“I think a forte of Tinder is that it saves people time and money. If you go out to meet people. you might go to 10 bars or clubs in 10 different weeks and you’re dropping money everywhere,” he says.

“I’ve been on about 12 dates and most people have been quite nice. I tend to swap messages with someone over a week and then talk on the phone and if that person sounds interesting I take it from there.

“I’ve only had one weird Tinder experience — I arranged to meet a girl who was the opposite of the person I’d spoken to on the phone. I wasn’t even certain she was the same person, actually. She was very full on and not the sort of person I’d want to catch up with at all.”

Felix is using Tinder to meet new people when he moves to Sydney this year.

“It’s a great way to make connections in a new place — people have been advising me on where to live. For me, it’s been more of a friend finder,” he says.


Chris*, 31, works in sales and began using Tinder about a year ago — it’s a favourite pastime on a Friday night when he’s out with mates.

“They’re always keen to help me make a decision. I like the simplicity of it. I’ve used the Blendr app before but the downside of that is you could be texting someone and not know if they are interested or not,” he says.

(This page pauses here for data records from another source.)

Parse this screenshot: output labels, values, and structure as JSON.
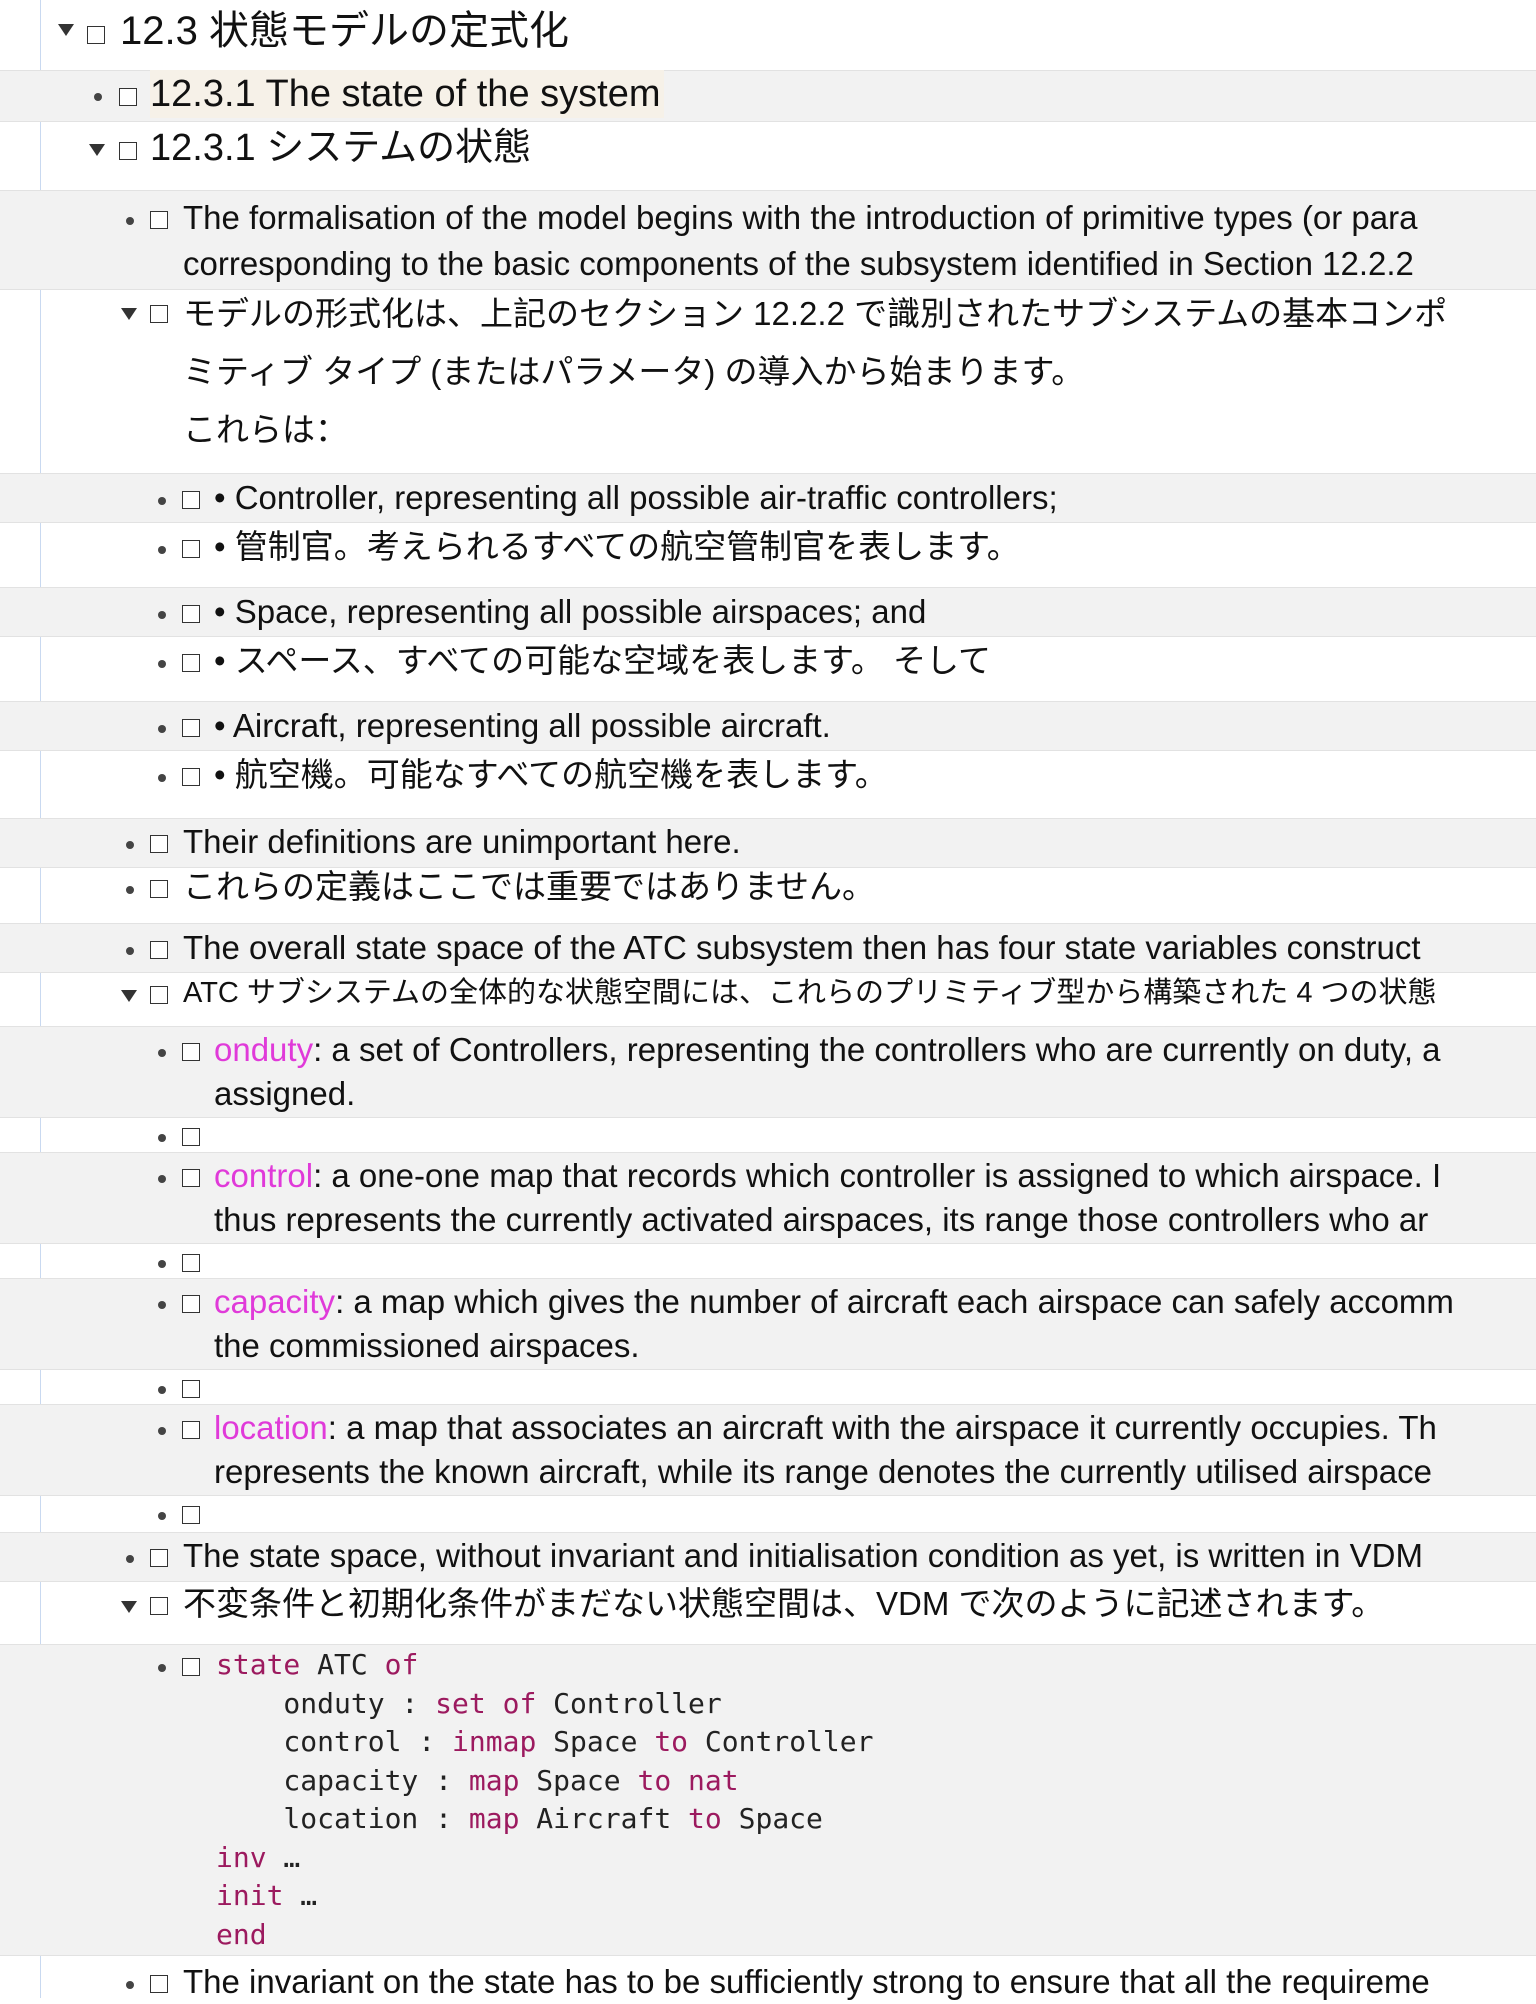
{
  "outline": {
    "h_123": "12.3 状態モデルの定式化",
    "h_1231_en": "12.3.1 The state of the system",
    "h_1231_ja": "12.3.1 システムの状態",
    "p1_en_1": "The formalisation of the model begins with the introduction of primitive types (or para",
    "p1_en_2": "corresponding to the basic components of the subsystem identified in Section 12.2.2",
    "p1_ja_1": "モデルの形式化は、上記のセクション 12.2.2 で識別されたサブシステムの基本コンポ",
    "p1_ja_2": "ミティブ タイプ (またはパラメータ) の導入から始まります。",
    "p1_ja_3": " これらは：",
    "b1_en": "• Controller, representing all possible air-traffic controllers;",
    "b1_ja": "• 管制官。考えられるすべての航空管制官を表します。",
    "b2_en": "• Space, representing all possible airspaces; and",
    "b2_ja": "• スペース、すべての可能な空域を表します。 そして",
    "b3_en": "• Aircraft, representing all possible aircraft.",
    "b3_ja": "• 航空機。可能なすべての航空機を表します。",
    "p2_en": "Their definitions are unimportant here.",
    "p2_ja": "これらの定義はここでは重要ではありません。",
    "p3_en": "The overall state space of the ATC subsystem then has four state variables construct",
    "p3_ja": "ATC サブシステムの全体的な状態空間には、これらのプリミティブ型から構築された 4 つの状態",
    "v1_kw": "onduty",
    "v1_rest": ": a set of Controllers, representing the controllers who are currently on duty, a",
    "v1_line2": "assigned.",
    "v2_kw": "control",
    "v2_rest": ": a one-one map that records which controller is assigned to which airspace. I",
    "v2_line2": "thus represents the currently activated airspaces, its range those controllers who ar",
    "v3_kw": "capacity",
    "v3_rest": ": a map which gives the number of aircraft each airspace can safely accomm",
    "v3_line2": "the commissioned airspaces.",
    "v4_kw": "location",
    "v4_rest": ": a map that associates an aircraft with the airspace it currently occupies. Th",
    "v4_line2": "represents the known aircraft, while its range denotes the currently utilised airspace",
    "p4_en": "The state space, without invariant and initialisation condition as yet, is written in VDM",
    "p4_ja": "不変条件と初期化条件がまだない状態空間は、VDM で次のように記述されます。",
    "code": {
      "l1_kw": "state",
      "l1_rest": " ATC ",
      "l1_kw2": "of",
      "l2_pre": "    onduty : ",
      "l2_kw": "set of",
      "l2_rest": " Controller",
      "l3_pre": "    control : ",
      "l3_kw": "inmap",
      "l3_mid": " Space ",
      "l3_kw2": "to",
      "l3_rest": " Controller",
      "l4_pre": "    capacity : ",
      "l4_kw": "map",
      "l4_mid": " Space ",
      "l4_kw2": "to",
      "l4_sp": " ",
      "l4_kw3": "nat",
      "l5_pre": "    location : ",
      "l5_kw": "map",
      "l5_mid": " Aircraft ",
      "l5_kw2": "to",
      "l5_rest": " Space",
      "l6_kw": "inv",
      "l6_rest": " …",
      "l7_kw": "init",
      "l7_rest": " …",
      "l8_kw": "end"
    },
    "p5_en": "The invariant on the state has to be sufficiently strong to ensure that all the requireme"
  },
  "colors": {
    "keyword": "#e03ad9",
    "code_keyword": "#9c1a5f",
    "band": "#f2f2f2",
    "margin_rule": "#c9d9f0"
  }
}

“With Tinder there’s an immediate common ground but that can be a downfall. I think people can in the end be too personal and impolite. I haven’t used Tinder for the quick ‘wham, bam, thank you ma’am’ and I think some girls now expect that.”

Chris has been on a dozen Tinder dates with mixed results.

“Early on I met a girl and I was two minutes late for our date but I sent her a text to let her know I was running behind. When I arrived the first thing she said was, ‘what drink are you buying me?’ There wasn’t even a hello and she was preoccupied with everything else happening in the bar — I think she was interested in my wallet basically,” he says.

“But I have been to a wedding of a couple who met through Tinder and I recently met a girl who is a generous and considerate person. So we’ll see how
that goes.”

* Some names have been changed